The tension between representation and lawmaking is complicated by the fact that members of Congress have to be responsive to all of their parties.
The loyalty to a party that helps shape how members see the world, how they define problems, and how they determine appropriate solutions has been an important part of how members of Congress identify and organize themselves.
They have juggled a commitment to the party with the need to represent voters and solve national problems, creating some kind of balance among the three.
Voters and politicians will see in each other.
Representation means working on behalf of one's constituency, the people back home in the district who voted for the member, as well as those who did not.
Political scientists talk about four types of representation in order to help us understand the job.
House members and senators from states that produce oil can be predicted to vote in ways that favor the oil companies, while members from states that don't produce oil try to protect subsidies for wheat farmers.
It is rare for a member to champion a national interest since he or she will face reelection, but some members focus on issues such as foreign policy, campaign finance reform, or the environment.

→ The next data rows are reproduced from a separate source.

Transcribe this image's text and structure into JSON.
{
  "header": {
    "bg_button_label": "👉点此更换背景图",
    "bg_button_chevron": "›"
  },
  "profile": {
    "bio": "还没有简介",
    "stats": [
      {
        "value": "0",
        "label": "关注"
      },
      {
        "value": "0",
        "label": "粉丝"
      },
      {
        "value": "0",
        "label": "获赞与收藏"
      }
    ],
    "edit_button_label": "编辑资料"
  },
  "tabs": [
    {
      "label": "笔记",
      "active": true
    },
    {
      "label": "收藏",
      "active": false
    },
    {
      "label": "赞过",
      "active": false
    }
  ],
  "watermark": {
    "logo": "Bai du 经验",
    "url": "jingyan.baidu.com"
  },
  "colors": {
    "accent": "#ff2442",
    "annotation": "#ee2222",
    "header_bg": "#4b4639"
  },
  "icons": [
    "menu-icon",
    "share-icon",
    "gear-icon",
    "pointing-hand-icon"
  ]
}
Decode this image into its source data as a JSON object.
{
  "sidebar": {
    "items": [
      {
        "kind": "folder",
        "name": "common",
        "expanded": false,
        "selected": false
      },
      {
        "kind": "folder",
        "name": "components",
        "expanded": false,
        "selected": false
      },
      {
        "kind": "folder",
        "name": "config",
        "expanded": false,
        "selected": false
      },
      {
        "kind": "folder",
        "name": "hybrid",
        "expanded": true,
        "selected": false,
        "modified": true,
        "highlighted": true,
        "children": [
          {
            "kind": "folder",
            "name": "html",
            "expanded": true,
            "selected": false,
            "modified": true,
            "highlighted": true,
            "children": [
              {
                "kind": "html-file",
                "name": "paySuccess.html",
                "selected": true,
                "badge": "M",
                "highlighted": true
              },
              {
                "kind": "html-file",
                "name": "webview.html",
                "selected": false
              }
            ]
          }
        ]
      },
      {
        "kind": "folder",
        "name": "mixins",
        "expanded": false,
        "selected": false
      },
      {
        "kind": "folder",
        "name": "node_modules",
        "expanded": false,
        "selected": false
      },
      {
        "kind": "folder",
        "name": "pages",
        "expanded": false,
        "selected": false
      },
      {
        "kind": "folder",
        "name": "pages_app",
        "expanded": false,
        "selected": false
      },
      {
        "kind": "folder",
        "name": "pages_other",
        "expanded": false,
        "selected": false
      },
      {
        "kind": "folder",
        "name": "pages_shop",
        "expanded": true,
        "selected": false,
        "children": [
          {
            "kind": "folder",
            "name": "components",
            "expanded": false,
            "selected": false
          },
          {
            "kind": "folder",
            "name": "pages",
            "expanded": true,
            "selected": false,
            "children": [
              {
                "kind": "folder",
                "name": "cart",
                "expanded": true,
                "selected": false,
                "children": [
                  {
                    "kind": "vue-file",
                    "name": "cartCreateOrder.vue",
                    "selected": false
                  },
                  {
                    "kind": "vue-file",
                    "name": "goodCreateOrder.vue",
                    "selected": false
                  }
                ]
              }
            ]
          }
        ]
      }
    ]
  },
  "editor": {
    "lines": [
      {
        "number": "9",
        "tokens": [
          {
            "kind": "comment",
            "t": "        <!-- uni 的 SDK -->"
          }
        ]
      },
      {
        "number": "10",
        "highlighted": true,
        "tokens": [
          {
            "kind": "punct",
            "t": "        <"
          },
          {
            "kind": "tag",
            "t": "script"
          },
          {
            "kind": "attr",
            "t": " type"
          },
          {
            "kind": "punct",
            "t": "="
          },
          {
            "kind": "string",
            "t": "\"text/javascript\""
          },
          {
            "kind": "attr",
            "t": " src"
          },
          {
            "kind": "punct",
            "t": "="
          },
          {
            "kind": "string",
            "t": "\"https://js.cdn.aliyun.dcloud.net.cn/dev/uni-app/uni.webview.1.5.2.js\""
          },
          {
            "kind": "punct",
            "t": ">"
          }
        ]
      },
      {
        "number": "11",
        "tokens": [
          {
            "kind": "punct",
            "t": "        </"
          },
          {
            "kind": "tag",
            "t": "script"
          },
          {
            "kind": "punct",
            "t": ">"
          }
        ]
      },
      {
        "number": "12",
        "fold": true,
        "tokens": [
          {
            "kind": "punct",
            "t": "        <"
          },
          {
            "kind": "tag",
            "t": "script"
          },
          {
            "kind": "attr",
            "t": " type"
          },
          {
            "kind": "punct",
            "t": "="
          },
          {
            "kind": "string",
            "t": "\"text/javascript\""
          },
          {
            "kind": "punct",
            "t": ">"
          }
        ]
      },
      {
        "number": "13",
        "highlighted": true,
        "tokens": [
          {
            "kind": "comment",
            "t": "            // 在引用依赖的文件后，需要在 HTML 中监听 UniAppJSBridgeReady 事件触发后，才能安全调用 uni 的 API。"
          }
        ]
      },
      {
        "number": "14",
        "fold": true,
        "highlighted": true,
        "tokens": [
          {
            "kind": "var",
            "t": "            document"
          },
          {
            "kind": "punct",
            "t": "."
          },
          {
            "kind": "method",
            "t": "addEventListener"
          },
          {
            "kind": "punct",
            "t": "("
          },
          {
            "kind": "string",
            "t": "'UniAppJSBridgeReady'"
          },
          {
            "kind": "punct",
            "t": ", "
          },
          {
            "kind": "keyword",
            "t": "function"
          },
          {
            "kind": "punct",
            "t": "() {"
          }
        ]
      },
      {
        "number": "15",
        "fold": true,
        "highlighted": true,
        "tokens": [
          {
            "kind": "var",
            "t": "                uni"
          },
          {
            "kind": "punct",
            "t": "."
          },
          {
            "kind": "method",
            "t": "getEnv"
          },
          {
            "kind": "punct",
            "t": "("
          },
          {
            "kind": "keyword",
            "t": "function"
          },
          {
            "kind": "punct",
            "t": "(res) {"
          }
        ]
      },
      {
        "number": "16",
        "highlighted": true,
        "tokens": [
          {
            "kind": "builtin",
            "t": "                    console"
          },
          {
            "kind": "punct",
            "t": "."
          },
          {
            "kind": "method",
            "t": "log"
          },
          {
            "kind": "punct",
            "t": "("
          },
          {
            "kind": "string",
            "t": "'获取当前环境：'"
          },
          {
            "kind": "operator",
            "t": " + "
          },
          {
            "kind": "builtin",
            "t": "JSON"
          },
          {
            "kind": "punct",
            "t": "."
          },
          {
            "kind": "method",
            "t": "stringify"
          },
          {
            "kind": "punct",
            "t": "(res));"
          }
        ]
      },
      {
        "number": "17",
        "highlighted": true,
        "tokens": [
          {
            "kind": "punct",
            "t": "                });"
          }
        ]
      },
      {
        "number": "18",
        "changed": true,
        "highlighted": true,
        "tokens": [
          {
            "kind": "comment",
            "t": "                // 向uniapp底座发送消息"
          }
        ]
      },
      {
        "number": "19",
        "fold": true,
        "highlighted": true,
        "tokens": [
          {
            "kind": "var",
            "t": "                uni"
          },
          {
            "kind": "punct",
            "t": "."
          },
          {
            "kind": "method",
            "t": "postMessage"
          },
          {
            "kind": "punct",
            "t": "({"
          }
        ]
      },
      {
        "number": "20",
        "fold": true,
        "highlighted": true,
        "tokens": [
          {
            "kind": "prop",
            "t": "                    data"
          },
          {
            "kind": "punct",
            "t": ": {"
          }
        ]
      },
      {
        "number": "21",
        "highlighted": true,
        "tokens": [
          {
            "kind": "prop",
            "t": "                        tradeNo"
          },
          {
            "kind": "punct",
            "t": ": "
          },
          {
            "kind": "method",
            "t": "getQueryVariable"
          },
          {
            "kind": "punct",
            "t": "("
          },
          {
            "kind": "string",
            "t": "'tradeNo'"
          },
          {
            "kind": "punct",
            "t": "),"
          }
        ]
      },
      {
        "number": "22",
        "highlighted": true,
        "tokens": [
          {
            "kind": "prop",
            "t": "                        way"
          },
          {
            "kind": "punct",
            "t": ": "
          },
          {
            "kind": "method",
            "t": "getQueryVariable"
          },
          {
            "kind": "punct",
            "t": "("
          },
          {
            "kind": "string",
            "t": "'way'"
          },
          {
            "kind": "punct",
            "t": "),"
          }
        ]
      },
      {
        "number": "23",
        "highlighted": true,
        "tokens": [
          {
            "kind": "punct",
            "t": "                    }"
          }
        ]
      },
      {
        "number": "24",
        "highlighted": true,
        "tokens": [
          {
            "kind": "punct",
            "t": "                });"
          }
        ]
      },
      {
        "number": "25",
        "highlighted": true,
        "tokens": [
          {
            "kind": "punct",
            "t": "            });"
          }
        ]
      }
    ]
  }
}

Such perks used to be called " or.
These are provisions in the budget that direct funding for specific purposes, for example, highway construction or the establishment of a research institution.

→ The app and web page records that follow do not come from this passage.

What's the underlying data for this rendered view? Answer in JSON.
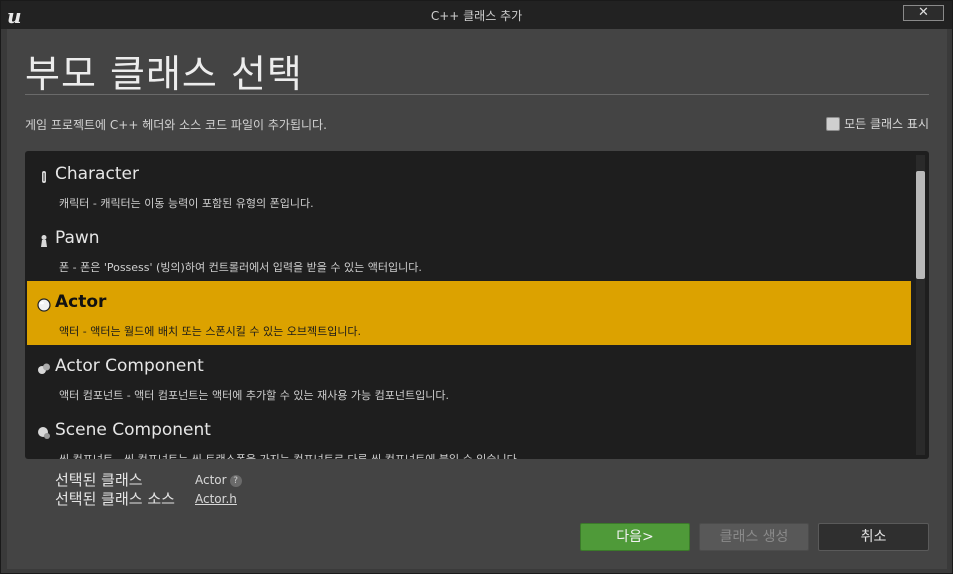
{
  "window": {
    "title": "C++ 클래스 추가",
    "logo_icon": "unreal-logo-icon",
    "close_label": "✕"
  },
  "header": {
    "title": "부모 클래스 선택",
    "subtitle": "게임 프로젝트에 C++ 헤더와 소스 코드 파일이 추가됩니다.",
    "show_all_label": "모든 클래스 표시",
    "show_all_checked": false
  },
  "classes": [
    {
      "name": "Character",
      "description": "캐릭터 - 캐릭터는 이동 능력이 포함된 유형의 폰입니다.",
      "icon": "character-icon",
      "selected": false
    },
    {
      "name": "Pawn",
      "description": "폰 - 폰은 'Possess' (빙의)하여 컨트롤러에서 입력을 받을 수 있는 액터입니다.",
      "icon": "pawn-icon",
      "selected": false
    },
    {
      "name": "Actor",
      "description": "액터 - 액터는 월드에 배치 또는 스폰시킬 수 있는 오브젝트입니다.",
      "icon": "actor-icon",
      "selected": true
    },
    {
      "name": "Actor Component",
      "description": "액터 컴포넌트 - 액터 컴포넌트는 액터에 추가할 수 있는 재사용 가능 컴포넌트입니다.",
      "icon": "actor-component-icon",
      "selected": false
    },
    {
      "name": "Scene Component",
      "description": "씬 컴포넌트 - 씬 컴포넌트는 씬 트랜스폼을 가지는 컴포넌트로 다른 씬 컴포넌트에 붙일 수 있습니다.",
      "icon": "scene-component-icon",
      "selected": false
    }
  ],
  "selection": {
    "class_label": "선택된 클래스",
    "class_value": "Actor",
    "source_label": "선택된 클래스 소스",
    "source_value": "Actor.h",
    "help_glyph": "?"
  },
  "buttons": {
    "next": "다음>",
    "create": "클래스 생성",
    "cancel": "취소"
  },
  "colors": {
    "selected_row": "#dca200",
    "next_button": "#4f9a39"
  }
}
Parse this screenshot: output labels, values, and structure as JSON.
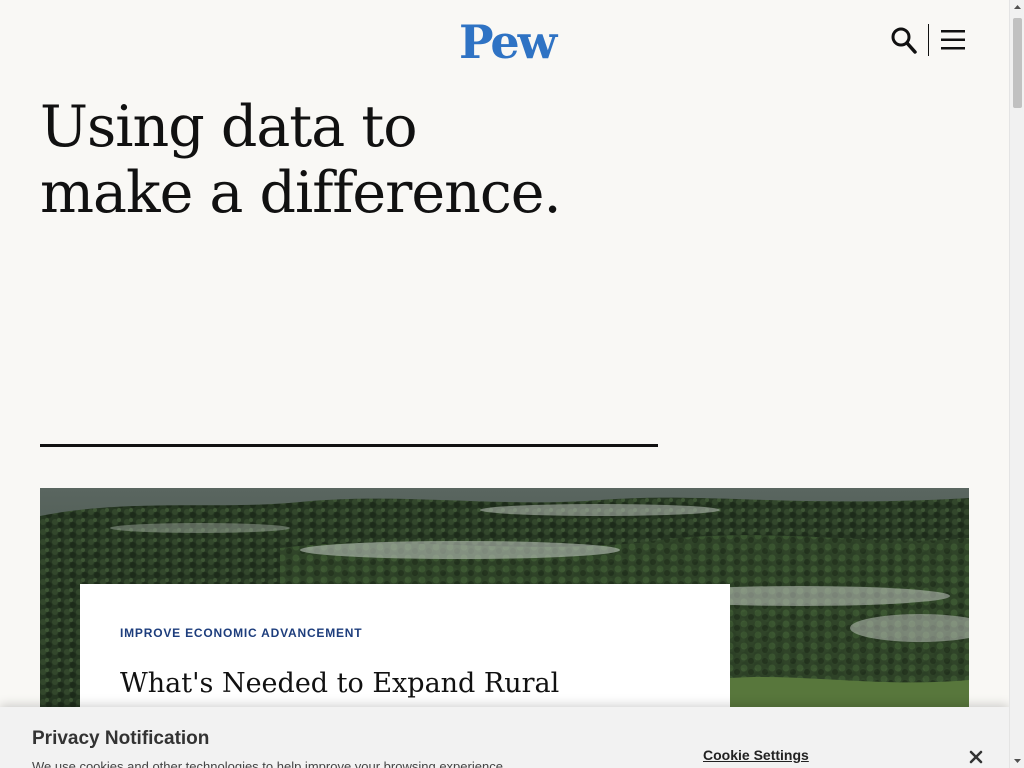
{
  "header": {
    "logo": "Pew",
    "search_icon": "search-icon",
    "menu_icon": "hamburger-menu-icon"
  },
  "hero": {
    "title_line1": "Using data to",
    "title_line2": "make a difference."
  },
  "feature": {
    "image": "forested-hills-with-mist",
    "kicker": "IMPROVE ECONOMIC ADVANCEMENT",
    "headline": "What's Needed to Expand Rural Homeownership"
  },
  "privacy": {
    "title": "Privacy Notification",
    "text": "We use cookies and other technologies to help improve your browsing experience",
    "cookie_settings": "Cookie Settings",
    "close_icon": "close-icon"
  },
  "colors": {
    "background": "#f9f8f5",
    "logo_blue": "#2f73c4",
    "kicker_navy": "#1d3d7c",
    "text": "#111111"
  }
}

They are popular because they look free to the district and the costs are spread to all taxpayers.
There is a food tent for striking workers outside of Fairpoint Communications in Portland.
Congress splits their time between Washington, D.C. and their home districts, just as they have to divide their attention between national and local needs.
Problems that involve the federal bureaucracy are some of the individual problems that senators and representatives take care of.
This representation includes things such as helping with immigration and naturalization problems, sending a flag to the U.S. Capitol, or finding out why a Social Security check hasn't shown up.
To promote their work, members maintain web pages and send information to the homes of voters through more traditional channels.
The member of Congress tries to represent many of the positive values Americans associate with public life and government without seeming too political.
Members are happy to speak at high school graduations or attend town meetings to explain what is happening in Washington.
Even if they are not from the South, members can still present themselves to their districts with "y'all" even if they are not from the South.
These appearances are part of a member's " home style" and help to symbolize the message "I am one of you" and "I am a representation can be in person or virtual--communication around patriotic and regional messages is easy and inexpensive online."
Being a critical constituent means more than being angry with Congress.
Knowing what your representatives are doing will allow you to evaluate how well they represent your interests.
You have access to your representatives in Congress, and to information about what they are up to.
You can help your representatives get to know you by using a number of effective ways.
Congress members have a presence on social media.
If you want to know what your representatives are doing, how they voted on specific bills, or what your congressional district looks like, their official web sites are great starting points.
Most of the time, they have Facebook pages and other social media accounts.
Most social media feeds are public relations pages managed by staffers, so you need to take them with a grain of salt.
It's a good idea to do an independent investigation, since your friend can help you find out what kind of record they have.
Members come home for long weekends to keep in touch with their friends and family.
Staff will be happy to reply to your phone call or email to let you know about upcoming town meetings or visits to district offices.
Most citizens can meet with their U.S. representative with just a bit of effort.
Most congressional social network feeds are carefully managed, but that doesn't mean you can't use them to your advantage.
A well-worded post tagged to your senator or representative can get their attention for an issue or cause that's important to you.
You should get a form letter response if you send an email.
A number of well-run web sites run fact-checks to see if our representatives are stretching, bending, or breaking the truth.
Although big, sweeping legislation is national news, bills that could affect you and your neighbors are often ignored by large news organizations.
Your local newspaper or news site will pay close attention to the activities of your congressional representatives, and may offer editorials that can help you decide how well they are serving your community.
It's a good idea to follow your state and local representatives on social media to keep up with what's happening at city hall and in your state capitol.